(NEXSTAR) – Inflation may be easing, but households are bracing for at least one monthly bill to go up next month. The Energy Information Administration estimates the average natural gas heating bill will go up 28% this winter when compared to last winter.

About half of homes nationally rely on natural gas for heating, according to U.S. Census data. While the U.S. doesn’t rely heavily on natural gas imports, the Russian invasion of Ukraine has still been affecting prices here at home because American natural gas producers have been exporting so much of their production to Europe, reports NPR.

“If the price they can get in Europe is a lot more than what they can sell their natural gas for in the U.S., then some of that is going to be exported to Europe, and that is going to raise the price of things in the United States,” Ellen Wald, oil and gas expert with the Atlantic Council, told NPR.

MoneyGeek, a personal finance website, analyzed Energy Information Administration (EIA) data to determine where heating bills are expected to rise the most.

Believe it or not, the state with the highest heating bill isn’t Alaska. The frigid, snowy state comes it at No. 2, but Oklahoma takes the top spot with an average projected natural gas bill of $301 per month.

Despite being a big producer of natural gas, Oklahoma has still ended up in a tight position. An energy crisis last year forced them to buy extra fuel at 600 times the normal price, reported Oklahoma Watch. This year, the EIA expects natural gas consumption in the state to be even higher. “While we’re not sure if this will become a long-term pattern, that, plus a projected 15% increase in price this winter is sort of a perfect storm for Oklahoma, leading them to have the highest monthly bill,” a MoneyGeek analyst told Nexstar.

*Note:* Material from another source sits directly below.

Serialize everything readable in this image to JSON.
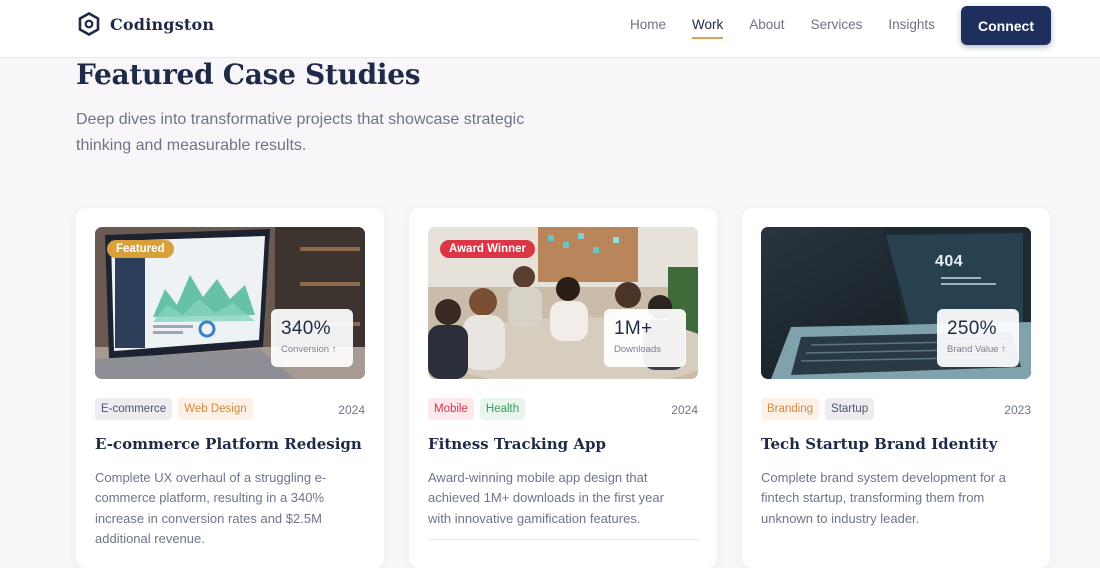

Midwestern states may not have the biggest bills overall, but they are seeing the biggest increases, according to MoneyGeek’s analysis. States in the region are expected to see their natural gas bills up about 33% this year.

Generally, states that rely more on natural gas as a heating source are expected to see the biggest spikes.

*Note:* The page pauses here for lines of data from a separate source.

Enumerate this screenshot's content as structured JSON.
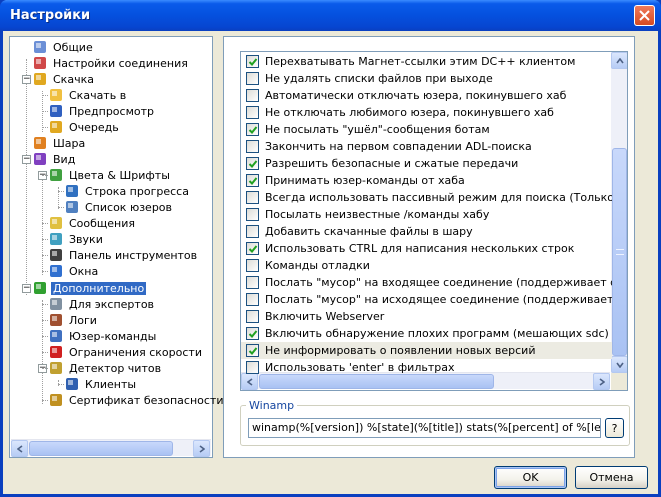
{
  "window": {
    "title": "Настройки"
  },
  "tree": {
    "items": [
      {
        "label": "Общие",
        "icon": "users-icon"
      },
      {
        "label": "Настройки соединения",
        "icon": "network-icon"
      },
      {
        "label": "Скачка",
        "icon": "download-icon"
      },
      {
        "label": "Скачать в",
        "icon": "folder-icon"
      },
      {
        "label": "Предпросмотр",
        "icon": "preview-icon"
      },
      {
        "label": "Очередь",
        "icon": "queue-icon"
      },
      {
        "label": "Шара",
        "icon": "share-icon"
      },
      {
        "label": "Вид",
        "icon": "appearance-icon"
      },
      {
        "label": "Цвета & Шрифты",
        "icon": "colors-icon"
      },
      {
        "label": "Строка прогресса",
        "icon": "progress-icon"
      },
      {
        "label": "Список юзеров",
        "icon": "userlist-icon"
      },
      {
        "label": "Сообщения",
        "icon": "messages-icon"
      },
      {
        "label": "Звуки",
        "icon": "sound-icon"
      },
      {
        "label": "Панель инструментов",
        "icon": "toolbar-icon"
      },
      {
        "label": "Окна",
        "icon": "windows-icon"
      },
      {
        "label": "Дополнительно",
        "icon": "advanced-icon"
      },
      {
        "label": "Для экспертов",
        "icon": "gear-icon"
      },
      {
        "label": "Логи",
        "icon": "logs-icon"
      },
      {
        "label": "Юзер-команды",
        "icon": "usercommands-icon"
      },
      {
        "label": "Ограничения скорости",
        "icon": "speed-limit-icon"
      },
      {
        "label": "Детектор читов",
        "icon": "lock-icon"
      },
      {
        "label": "Клиенты",
        "icon": "clients-icon"
      },
      {
        "label": "Сертификат безопасности",
        "icon": "certificate-icon"
      }
    ],
    "selected": "Дополнительно"
  },
  "options": [
    {
      "label": "Перехватывать Магнет-ссылки этим DC++ клиентом",
      "checked": true
    },
    {
      "label": "Не удалять списки файлов при выходе",
      "checked": false
    },
    {
      "label": "Автоматически отключать юзера, покинувшего хаб",
      "checked": false
    },
    {
      "label": "Не отключать любимого юзера, покинувшего хаб",
      "checked": false
    },
    {
      "label": "Не посылать \"ушёл\"-сообщения ботам",
      "checked": true
    },
    {
      "label": "Закончить на первом совпадении ADL-поиска",
      "checked": false
    },
    {
      "label": "Разрешить безопасные и сжатые передачи",
      "checked": true
    },
    {
      "label": "Принимать юзер-команды от хаба",
      "checked": true
    },
    {
      "label": "Всегда использовать пассивный режим для поиска (Только если вы",
      "checked": false
    },
    {
      "label": "Посылать неизвестные /команды хабу",
      "checked": false
    },
    {
      "label": "Добавить скачанные файлы в шару",
      "checked": false
    },
    {
      "label": "Использовать CTRL для написания нескольких строк",
      "checked": true
    },
    {
      "label": "Команды отладки",
      "checked": false
    },
    {
      "label": "Послать \"мусор\" на входящее соединение (поддерживает соедине",
      "checked": false
    },
    {
      "label": "Послать \"мусор\" на исходящее соединение (поддерживает соедине",
      "checked": false
    },
    {
      "label": "Включить Webserver",
      "checked": false
    },
    {
      "label": "Включить обнаружение плохих программ (мешающих sdc)",
      "checked": true
    },
    {
      "label": "Не информировать о появлении новых версий",
      "checked": true
    },
    {
      "label": "Использовать 'enter' в фильтрах",
      "checked": false
    }
  ],
  "winamp": {
    "group_label": "Winamp",
    "format_value": "winamp(%[version]) %[state](%[title]) stats(%[percent] of %[length]",
    "help_label": "?"
  },
  "buttons": {
    "ok": "OK",
    "cancel": "Отмена"
  },
  "colors": {
    "title_bar": "#0a5bea",
    "selection": "#316ac5",
    "dialog_bg": "#ece9d8"
  }
}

See the 20 states predicted to have the highest bills, and their households’ monthly average natural gas cost, below:

RankStateMonthly gas bill (2022-23)Increase from last year
1Oklahoma$301$56
2Alaska$289$65
3Georgia$280$52
4Maryland$278$52
5Illinois$210$52
6New York$206$37
7Delaware$202$38
8Arkansas$202$38
9Rhode Island$201$36
10West Virginia$200$37
11Virginia$188$35
12Kentucky$185$35
13Michigan$184$46
14Massachusetts$171$30
15Wyoming$167$38
16Utah$161$36
17Ohio$160$40
18Colorado$155$35
19Minnesota$154$39
20North Carolina$151$28

The state with the lowest projected natural gas bill this winter is no surprise: Hawaiians’ average natural monthly bill will be around $12. Following Hawaii is Maine, then Florida, New Hampshire, Arizona and Vermont – each with a bill under $50.

While Arizona and Hawaii aren’t surprising to find at the bottom of the list, Maine, New Hampshire and Vermont aren’t exactly tropical, warm environments. How are the gas bills so low? Residents in those states rely far less on natural gas to heat their homes, according to the Census. All three use fuel oil as the leading source of heat energy, according to the EIA, but they also rely on wood burning, propane and some electricity.

(See where every state ranks in the full dataset.)

To save on your heating bill, the Department of Energy suggests turning down your thermostat to as low as you’re comfortable, keeping curtains open when the sun is out, and upgrading to efficient home appliances.

“You pay for what you use, and anywhere that you can cut your usage down, that will save you the money ultimately,” said Priscilla Ress, Spokesperson for Eversource.

Western Massachusetts homeowners have, for months now, been bracing for a costly winter. Home heating bills are higher this year due to growing energy source costs. Although prices are increasing, there are ways to save. One of the top ways to cut costs, proper insulation.

Bob Parent from Rocky’s Ace Hardware in Agawam said, “When it’s cold out, you want to make sure that your windows are sealed. maybe add an extra sealing on your windows and sunshine comes in through windows, so open them during the daytime close them at dusk.”

One of Eversource’s many income-based energy-assistance programs is budget billing. Ress told 22News, “Budget billing says you will know what you’re going to pay every month, so the people who are on a budget don’t get that surprise. They know what to expect.”

Looking into these programs while weatherizing your home is the best way to lessen the financial toll of energy costs. Eversource also offers home energy assessments, so you’ll know what actions you must take to ensure your house is as energy-efficient as it can be this winter.